We split into groups of 3 and took taxis to the restaurant.  Steppen and Jaime were in my taxi.  Steppen is a slightly crazy Korean guy.  I never see him without a drink in his hand, and often also a cigar.  In the cab, we were discussing whether it was feasible to ship some stuff home so that we didn’t have to take it to Thailand with us.  I asked Steppen, “How long does it take for something to be shipped from Asia to the States?”  Steppen replied, “Only about 6 or 7 days.  I asked my wife to ship me a bath towel yesterday, and I expect it to be waiting at the hotel in Bangkok.”  I said, “A what?  A bath towel?  Aren’t the towels in the hotel good enough for you?”  “They’re too small,” he said.  “Steppen,” I said, “I’m at least 6 inches taller than you, and the towels work fine for me.”  The whole towel issue became a standing joke.

At the Peking Duck restaurant, we were led to the second floor and down a long hallway.  We passed by a number of small, private rooms.  Apparently this restaurant was all private rooms.  In our room, we all sat down at 2 large, round tables.  We were served almost immediately, family-style, everything except the duck.  Leon had bought some wine, which the waitresses served.  Phil and Erica had met with Budweiser China earlier in the day, and they had brought a few large bottles of a new Bud product to dinner:  Bud Ultra.  We each got to sample it.  Not so good.  Tastes a lot like water. 

We made a number of toasts to Leon and Phil and Erica.  Then the Peking Duck was brought in.  The chef carved it at the table, and then the waitress showed us how to dip the pieces in sauce and wrap them up in a tortilla.

After we finished eating, Steppen announced that he was going out to have a cigar.  I had been telling Erica about his towel issue, and as he passed our table, she gave him a little crap about that.  Steppen FREAKED out, and yelled, “I DON’T HAVE TO DO WHAT YOU SAY!  YOU AIN’T MY MAMA!”  And then he ran from the room.  I have no idea what that was about.  I guess he must have been drunk.  

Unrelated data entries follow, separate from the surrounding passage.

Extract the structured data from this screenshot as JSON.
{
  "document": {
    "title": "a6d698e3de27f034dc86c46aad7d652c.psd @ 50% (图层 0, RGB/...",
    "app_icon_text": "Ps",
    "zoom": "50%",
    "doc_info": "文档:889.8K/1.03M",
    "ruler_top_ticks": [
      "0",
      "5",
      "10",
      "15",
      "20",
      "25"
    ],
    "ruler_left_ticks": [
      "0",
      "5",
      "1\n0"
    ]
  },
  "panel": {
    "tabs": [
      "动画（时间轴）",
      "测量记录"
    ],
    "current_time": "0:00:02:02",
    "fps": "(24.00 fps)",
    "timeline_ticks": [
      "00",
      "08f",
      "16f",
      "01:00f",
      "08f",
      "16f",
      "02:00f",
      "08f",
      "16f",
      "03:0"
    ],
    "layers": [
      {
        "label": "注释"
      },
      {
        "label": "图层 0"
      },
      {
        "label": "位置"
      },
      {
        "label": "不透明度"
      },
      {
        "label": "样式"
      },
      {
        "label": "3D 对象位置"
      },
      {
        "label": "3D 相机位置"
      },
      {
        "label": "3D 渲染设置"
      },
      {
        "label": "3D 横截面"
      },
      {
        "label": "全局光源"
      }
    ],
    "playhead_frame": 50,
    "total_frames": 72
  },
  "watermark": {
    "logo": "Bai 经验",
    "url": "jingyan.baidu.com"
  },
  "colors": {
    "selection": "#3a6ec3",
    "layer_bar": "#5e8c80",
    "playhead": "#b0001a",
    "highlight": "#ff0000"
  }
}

As we left the restaurant, we were handed a business card that said, in English and Chinese, “Take me to Bar Street!”  We hadn’t really experienced any local nightlife yet, so we hopped in a cab and handed the card to the driver.  Bar Street turned out to be a street lined with little pubs, and it seemed a little touristy.  We saw plenty of Americans and Europeans walking around.  The first bar we entered had live entertainment.  Three Chinese girls were singing along with recorded back-up music.  They sang songs in both English and Chinese, and they were pretty good.  When they took a break, we tried to talk to them, but it turned out that they really didn’t speak much English.  They were just imitating the songs.

The next bar we tried was a little hole-in-the-wall place.  Above the bar hung all kinds of money from different countries, with writing on them.  I took out one US dollar and wrote on it, “LFGSM 2006” and gave it to the bar tender to hang.  At this bar, I got a chance to talk to one of my classmates, Jim, for the first time.  He works for Aon, which is a company that Mike has done a lot of business with.  Jim doesn’t work with the consulting side that Mike worked with, though.  He does something with engineering and fire protection systems.  He does a lot of work with the city of Chicago.  We figured out that he probably works with our friend Aric.  Small world.  I also learned that Jim had a daughter who was 25 years old – only 4 years younger than me.  I had no idea he was old enough to have a 25 year old daughter! 

We moved on to one final bar.  It was a really nice lounge-type place with plush red furniture.  They had a really nice bathroom, too.  At this bar, I got to talk with another classmate, Pete.  Pete had lived in Belgium for 2.5 years, on an assignment from his company.  While there, he had met his fiancé, a Hungarian.  She now lived with him in Chicago.  She was keeping her EU citizenship so that they would always have the option of living either in the US or EU.

At some point in the evening, we started playing the “Guess How Old I Am” game.  I guessed everyone’s age within one year.  For my age, I got guesses of 38, 36, and 33.  There was a lot of back-pedaling when I revealed my real age.

 Very interesting day.  I got to learn a lot about my classmates.

Go to March 8